- **Task item**
Without the images, reproduce each line of the material exactly.

- **Provided records**
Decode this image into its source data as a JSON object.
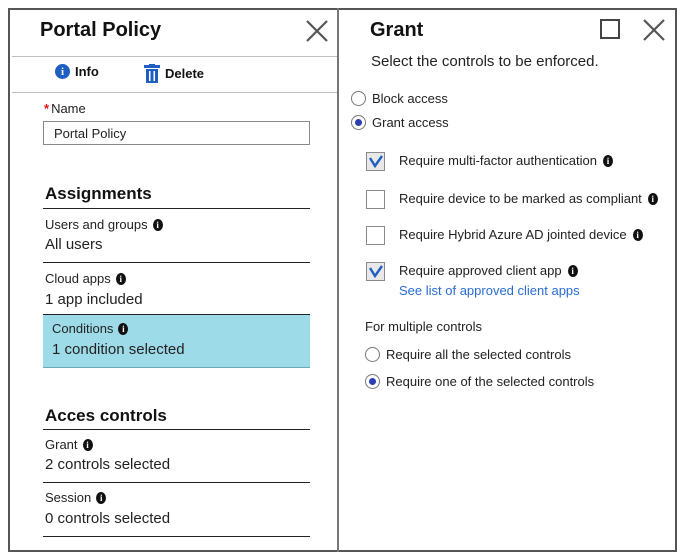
{
  "left": {
    "title": "Portal Policy",
    "toolbar": {
      "info_label": "Info",
      "delete_label": "Delete"
    },
    "name_field": {
      "label": "Name",
      "required_mark": "*",
      "value": "Portal Policy"
    },
    "assignments": {
      "title": "Assignments",
      "items": [
        {
          "label": "Users and groups",
          "value": "All users"
        },
        {
          "label": "Cloud apps",
          "value": "1 app included"
        },
        {
          "label": "Conditions",
          "value": "1 condition selected",
          "selected": true
        }
      ]
    },
    "access_controls": {
      "title": "Acces controls",
      "items": [
        {
          "label": "Grant",
          "value": "2 controls selected"
        },
        {
          "label": "Session",
          "value": "0 controls selected"
        }
      ]
    }
  },
  "right": {
    "title": "Grant",
    "subtitle": "Select the controls to be enforced.",
    "access_options": [
      {
        "label": "Block access",
        "selected": false
      },
      {
        "label": "Grant access",
        "selected": true
      }
    ],
    "controls": [
      {
        "label": "Require multi-factor authentication",
        "checked": true
      },
      {
        "label": "Require device to be marked as compliant",
        "checked": false
      },
      {
        "label": "Require Hybrid Azure AD jointed device",
        "checked": false
      },
      {
        "label": "Require approved client app",
        "checked": true,
        "link": "See list of approved client apps"
      }
    ],
    "multiple_controls": {
      "label": "For multiple controls",
      "options": [
        {
          "label": "Require all the selected controls",
          "selected": false
        },
        {
          "label": "Require one of the selected controls",
          "selected": true
        }
      ]
    }
  },
  "colors": {
    "selected_bg": "#9edbe8",
    "radio_on": "#2b3fb5",
    "check": "#1f5fc2",
    "link": "#2a6bd1"
  },
  "icons": {
    "info": "info-icon",
    "delete": "trash-icon",
    "close": "close-icon",
    "maximize": "maximize-icon",
    "tooltip": "info-tooltip-icon"
  }
}
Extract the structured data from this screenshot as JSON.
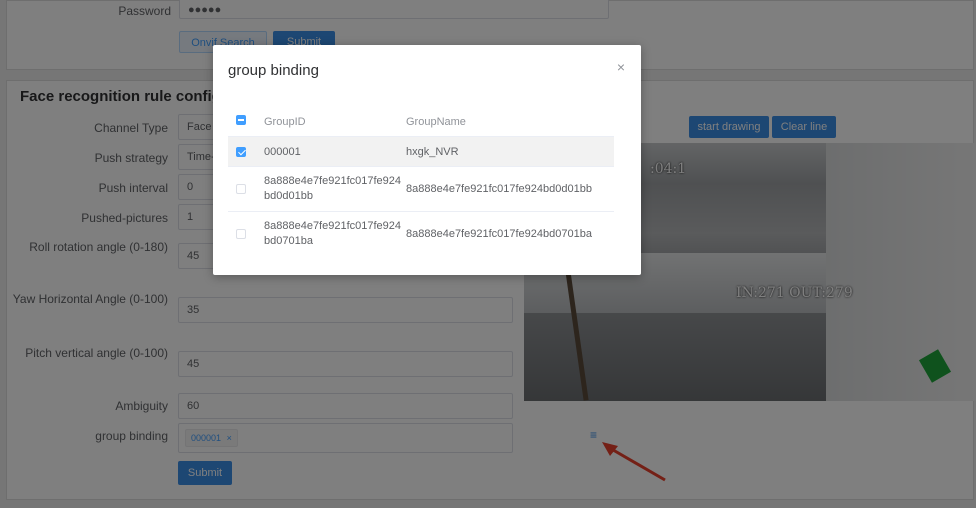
{
  "top_form": {
    "password_label": "Password",
    "password_value": "●●●●●",
    "onvif_search_label": "Onvif Search",
    "submit_label": "Submit"
  },
  "rule_form": {
    "title": "Face recognition rule config",
    "fields": [
      {
        "label": "Channel Type",
        "value": "Face"
      },
      {
        "label": "Push strategy",
        "value": "Time-"
      },
      {
        "label": "Push interval",
        "value": "0"
      },
      {
        "label": "Pushed-pictures",
        "value": "1"
      },
      {
        "label": "Roll rotation angle (0-180)",
        "value": "45"
      },
      {
        "label": "Yaw Horizontal Angle (0-100)",
        "value": "35"
      },
      {
        "label": "Pitch vertical angle (0-100)",
        "value": "45"
      },
      {
        "label": "Ambiguity",
        "value": "60"
      }
    ],
    "group_binding_label": "group binding",
    "group_binding_tag": "000001",
    "submit_label": "Submit"
  },
  "video": {
    "start_drawing_label": "start drawing",
    "clear_line_label": "Clear line",
    "overlay_time": ":04:1",
    "overlay_counter": "IN:271 OUT:279"
  },
  "dialog": {
    "title": "group binding",
    "close_icon": "×",
    "columns": {
      "id": "GroupID",
      "name": "GroupName"
    },
    "rows": [
      {
        "id": "000001",
        "name": "hxgk_NVR",
        "checked": true
      },
      {
        "id": "8a888e4e7fe921fc017fe924bd0d01bb",
        "name": "8a888e4e7fe921fc017fe924bd0d01bb",
        "checked": false
      },
      {
        "id": "8a888e4e7fe921fc017fe924bd0701ba",
        "name": "8a888e4e7fe921fc017fe924bd0701ba",
        "checked": false
      }
    ]
  },
  "colors": {
    "primary": "#409eff",
    "arrow": "#e8412c"
  },
  "icons": {
    "list": "list-icon",
    "close": "close-icon",
    "tag_close": "×"
  }
}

- **The answer**
Decode this image into its source data as a JSON object.
{
  "left": {
    "title": "Portal Policy",
    "toolbar": {
      "info_label": "Info",
      "delete_label": "Delete"
    },
    "name_field": {
      "label": "Name",
      "required_mark": "*",
      "value": "Portal Policy"
    },
    "assignments": {
      "title": "Assignments",
      "items": [
        {
          "label": "Users and groups",
          "value": "All users"
        },
        {
          "label": "Cloud apps",
          "value": "1 app included"
        },
        {
          "label": "Conditions",
          "value": "1 condition selected",
          "selected": true
        }
      ]
    },
    "access_controls": {
      "title": "Acces controls",
      "items": [
        {
          "label": "Grant",
          "value": "2 controls selected"
        },
        {
          "label": "Session",
          "value": "0 controls selected"
        }
      ]
    }
  },
  "right": {
    "title": "Grant",
    "subtitle": "Select the controls to be enforced.",
    "access_options": [
      {
        "label": "Block access",
        "selected": false
      },
      {
        "label": "Grant access",
        "selected": true
      }
    ],
    "controls": [
      {
        "label": "Require multi-factor authentication",
        "checked": true
      },
      {
        "label": "Require device to be marked as compliant",
        "checked": false
      },
      {
        "label": "Require Hybrid Azure AD jointed device",
        "checked": false
      },
      {
        "label": "Require approved client app",
        "checked": true,
        "link": "See list of approved client apps"
      }
    ],
    "multiple_controls": {
      "label": "For multiple controls",
      "options": [
        {
          "label": "Require all the selected controls",
          "selected": false
        },
        {
          "label": "Require one of the selected controls",
          "selected": true
        }
      ]
    }
  },
  "colors": {
    "selected_bg": "#9edbe8",
    "radio_on": "#2b3fb5",
    "check": "#1f5fc2",
    "link": "#2a6bd1"
  },
  "icons": {
    "info": "info-icon",
    "delete": "trash-icon",
    "close": "close-icon",
    "maximize": "maximize-icon",
    "tooltip": "info-tooltip-icon"
  }
}
Extract the structured data from this screenshot as JSON.
{
  "top_form": {
    "password_label": "Password",
    "password_value": "●●●●●",
    "onvif_search_label": "Onvif Search",
    "submit_label": "Submit"
  },
  "rule_form": {
    "title": "Face recognition rule config",
    "fields": [
      {
        "label": "Channel Type",
        "value": "Face"
      },
      {
        "label": "Push strategy",
        "value": "Time-"
      },
      {
        "label": "Push interval",
        "value": "0"
      },
      {
        "label": "Pushed-pictures",
        "value": "1"
      },
      {
        "label": "Roll rotation angle (0-180)",
        "value": "45"
      },
      {
        "label": "Yaw Horizontal Angle (0-100)",
        "value": "35"
      },
      {
        "label": "Pitch vertical angle (0-100)",
        "value": "45"
      },
      {
        "label": "Ambiguity",
        "value": "60"
      }
    ],
    "group_binding_label": "group binding",
    "group_binding_tag": "000001",
    "submit_label": "Submit"
  },
  "video": {
    "start_drawing_label": "start drawing",
    "clear_line_label": "Clear line",
    "overlay_time": ":04:1",
    "overlay_counter": "IN:271 OUT:279"
  },
  "dialog": {
    "title": "group binding",
    "close_icon": "×",
    "columns": {
      "id": "GroupID",
      "name": "GroupName"
    },
    "rows": [
      {
        "id": "000001",
        "name": "hxgk_NVR",
        "checked": true
      },
      {
        "id": "8a888e4e7fe921fc017fe924bd0d01bb",
        "name": "8a888e4e7fe921fc017fe924bd0d01bb",
        "checked": false
      },
      {
        "id": "8a888e4e7fe921fc017fe924bd0701ba",
        "name": "8a888e4e7fe921fc017fe924bd0701ba",
        "checked": false
      }
    ]
  },
  "colors": {
    "primary": "#409eff",
    "arrow": "#e8412c"
  },
  "icons": {
    "list": "list-icon",
    "close": "close-icon",
    "tag_close": "×"
  }
}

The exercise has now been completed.